10. Stanley Kebenei, senior, Arkansas
Previous NCAA finishes: 6th (2013)
Track credentials: 2nd at 2014 NCAA 3,000 steeple; 3rd at 2013 NCAA 3,000 steeple; PRs of 7:58 (3,000), 13:45 (5,000) and 8:24 (3,000 steeple)
We feel bad ranking Kebenei so low (he’s the fifth returner) but there are so many good guys this year that some runners will inevitably finish lower than last year (you could also make a case for any of Colorado’s top five finishing in the top 10 on a good day). Kebenei was second behind Rotich at NCAAs in the steeple but didn’t run any blazing fast times. He should run well at NCAAs again this fall but Kebenei didn’t PR at all on the track last year and you’ve got to keep improving if you want to place in the top five.
Plus we’re worried that his recent joining of the US Army may impact things. If he wasn’t able to train this summer, good luck finishing in the top 10.
Wild-Card: Maksim Korolev, Grad Student – Stanford
Previous NCAA finishes: 3rd (2013), 201st (2012)
Track credentials: PRs of 7:51 (3,000) and 13:42 (5,000)
Take a look at Korolev’s two previous NCAA XC finishes and you get a sense of what’s in play for him this year at Stanford. Korolev, who competed for Harvard as undergrad but will run for Stanford this year as a grad student, was third last year at NCAA XC, the culmination of a great start-to-finish season for Korolev. Up until that point, Korolev had struggled to find consistency as a runner, as he would mix good performances (20th at 2012 Wisconsin Invite, 2nd at 2012 Northeast Regional) with really bad ones (201st at 2012 NCAA XC, 33:55 at 2013 NCAA outdoor 10,000). His 33:55 10,000 on the track at the 2013 NCAA meet was so amazingly bad it generated a messageboard discussion on Korolev in the middle of the race: Maksim Korolev: Physical or mental?

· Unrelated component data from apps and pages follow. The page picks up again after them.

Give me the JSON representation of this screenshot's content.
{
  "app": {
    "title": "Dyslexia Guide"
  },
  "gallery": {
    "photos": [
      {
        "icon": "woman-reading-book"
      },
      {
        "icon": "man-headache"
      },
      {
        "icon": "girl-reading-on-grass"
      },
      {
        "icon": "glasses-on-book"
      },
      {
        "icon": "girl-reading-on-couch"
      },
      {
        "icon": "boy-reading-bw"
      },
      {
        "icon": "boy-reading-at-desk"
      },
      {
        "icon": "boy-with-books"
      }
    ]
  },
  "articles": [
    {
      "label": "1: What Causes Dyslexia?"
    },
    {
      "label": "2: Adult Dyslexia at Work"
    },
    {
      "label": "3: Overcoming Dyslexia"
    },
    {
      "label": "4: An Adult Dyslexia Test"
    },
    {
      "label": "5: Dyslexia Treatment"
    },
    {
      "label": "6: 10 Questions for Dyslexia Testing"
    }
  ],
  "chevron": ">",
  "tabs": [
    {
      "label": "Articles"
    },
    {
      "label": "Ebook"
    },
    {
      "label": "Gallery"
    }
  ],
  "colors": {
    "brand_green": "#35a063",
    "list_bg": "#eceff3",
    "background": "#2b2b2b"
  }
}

Last fall, Korolev ran well at every single race and started out indoor really strongly with Ivy League records of 13:42 (5,000) and 7:51 (3,000). But Korolev wasn’t fully healthy at the end of indoors and he ran just one race outdoors, placing 5th at the Heps 10,000. If he’s recovered this fall, Korolev is capable of running with anyone in the country, and his consistent pre-injury performances in 2013-14 are encouraging signs. But his propensity for a major blow-up is still much greater than anyone else on this list. Rotich had a bad day at NCAAs last fall and finished 19th. If Korolev has a bad day, he could finish 219th. He’s a high-risk, high-reward pick.
It will be interesting to see also how Korolev does on the powerhouse Stanford tream. While the braniacs at Stanford are known for some inconsistent performances themselves, one would think being on a top-notch team would help Korolev.
Discuss this preview in our forum: 2014 NCAA XC Men’s Pre-Season Individual Top 10 is now out.
NCAA Team Preview: LRC Notes On The Team Races: Great Lakes Women And PAC-12 Men Lead The Way